He did say something, at some point, during what I felt was probably going to be the final interview, and so I really had to deal with a lot of the serious issues. He looked at me and said, “You know, I’ve got to give you one thing. You’ve got a nerve asking me these questions to my face. Most people would say it behind my back, but not to my face.” And there was a bit of a pause, and he said, “But, for that, I respect you.”

I was like, “Cool, OK, great. So now, let me ask you the question again.” He’s a master of diversion. You ask him one question and he’ll answer about something else. That something else is really interesting, and he’s really got a brilliant turn of phrase and knows how to throw a bomb in there so a journalist would have a headline. He knows that’ll make the journalist happy, and keep him happy. But I would say, “Yeah, but that’s not what our film is about. It’s about this. Come back to the point I was asking you about.”

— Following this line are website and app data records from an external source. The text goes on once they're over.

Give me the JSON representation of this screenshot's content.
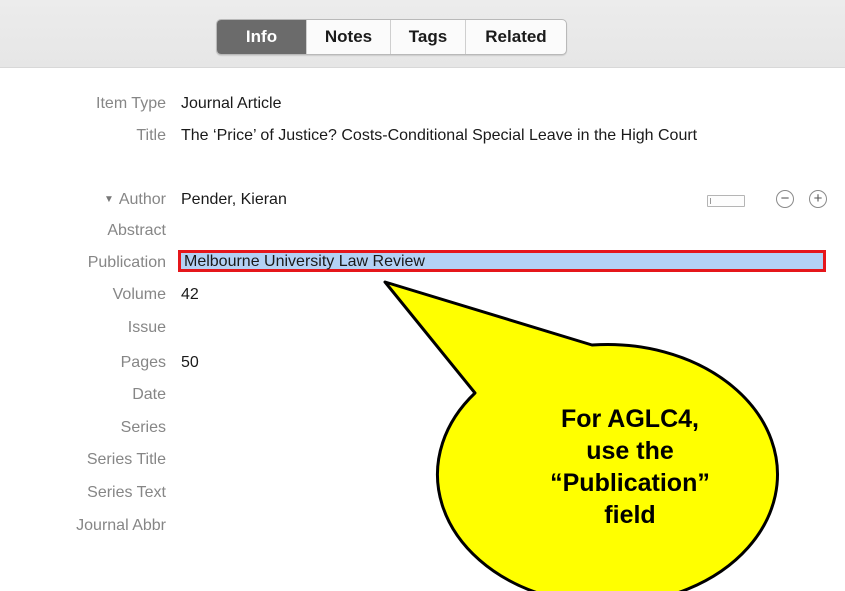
{
  "tabs": [
    {
      "label": "Info",
      "active": true
    },
    {
      "label": "Notes",
      "active": false
    },
    {
      "label": "Tags",
      "active": false
    },
    {
      "label": "Related",
      "active": false
    }
  ],
  "fields": {
    "item_type": {
      "label": "Item Type",
      "value": "Journal Article"
    },
    "title": {
      "label": "Title",
      "value": "The ‘Price’ of Justice? Costs-Conditional Special Leave in the High Court"
    },
    "author": {
      "label": "Author",
      "value": "Pender, Kieran",
      "expander_icon": "triangle-down-icon"
    },
    "abstract": {
      "label": "Abstract",
      "value": ""
    },
    "publication": {
      "label": "Publication",
      "value": "Melbourne University Law Review"
    },
    "volume": {
      "label": "Volume",
      "value": "42"
    },
    "issue": {
      "label": "Issue",
      "value": ""
    },
    "pages": {
      "label": "Pages",
      "value": "50"
    },
    "date": {
      "label": "Date",
      "value": ""
    },
    "series": {
      "label": "Series",
      "value": ""
    },
    "series_title": {
      "label": "Series Title",
      "value": ""
    },
    "series_text": {
      "label": "Series Text",
      "value": ""
    },
    "journal_abbr": {
      "label": "Journal Abbr",
      "value": ""
    }
  },
  "author_controls": {
    "remove_icon": "minus-circle-icon",
    "add_icon": "plus-circle-icon"
  },
  "callout": {
    "line1": "For AGLC4,",
    "line2": "use the",
    "line3": "“Publication”",
    "line4": "field"
  },
  "colors": {
    "highlight": "#b3d1f5",
    "outline": "#e5161b",
    "callout_fill": "#ffff00",
    "active_tab": "#6b6b6b"
  }
}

Doing all this through a translator was really hard for me. When do you interrupt? When do you go, “Have I misunderstood the answer?” And it was hard to try and lighten the tone when someone else is trying to translate your gag.

Each of your documentaries to date has found that dichotomy: that an honest story, dealing with the darker sides of life, can also be a loving story. They make us re-evaluate the way we framed them at the time.

I think that’s the thing. People have an image. When you talk about Senna, you’re talking about someone most people didn’t know, and if they knew of him, they knew the ending. With Amy, they knew she was messed up, but no one really knew the young Amy, so that idea was of showing her when she was brilliant and funny and beautiful.

Diego, most people have a memory of the latter Diego Maradona, who was not in a good way, very big, lots of bad jokes about his addiction issues. I don’t think that’s very funny unless you understand what that person has been through. One of my aims in making these films is, hopefully by the end of them, people who watch them will not make those cheap gags anymore because they realize they’ve no idea what that person has been through.

But I’m not going to excuse the things they’ve done. I’m going to let you make up your own mind. That meant picking our battles. We had to pick and choose what went in, because there’s so much with Maradona. He’s nearly 60 now and he’s had a long life. The challenge of squeezing that into two hours was important to me, because I still wanted it to be seen collectively and condensed in a way where it captures the essence of his life. If you want more, it’s out there. I don’t enjoy it at the time, but I like the battle of having all the depth and richness of his life in a two-hour time frame.

This article was printed from https://deadline.com/2019/05/diego-maradona-asif-kapadia-cannes-hbo-interview-news-1202608907/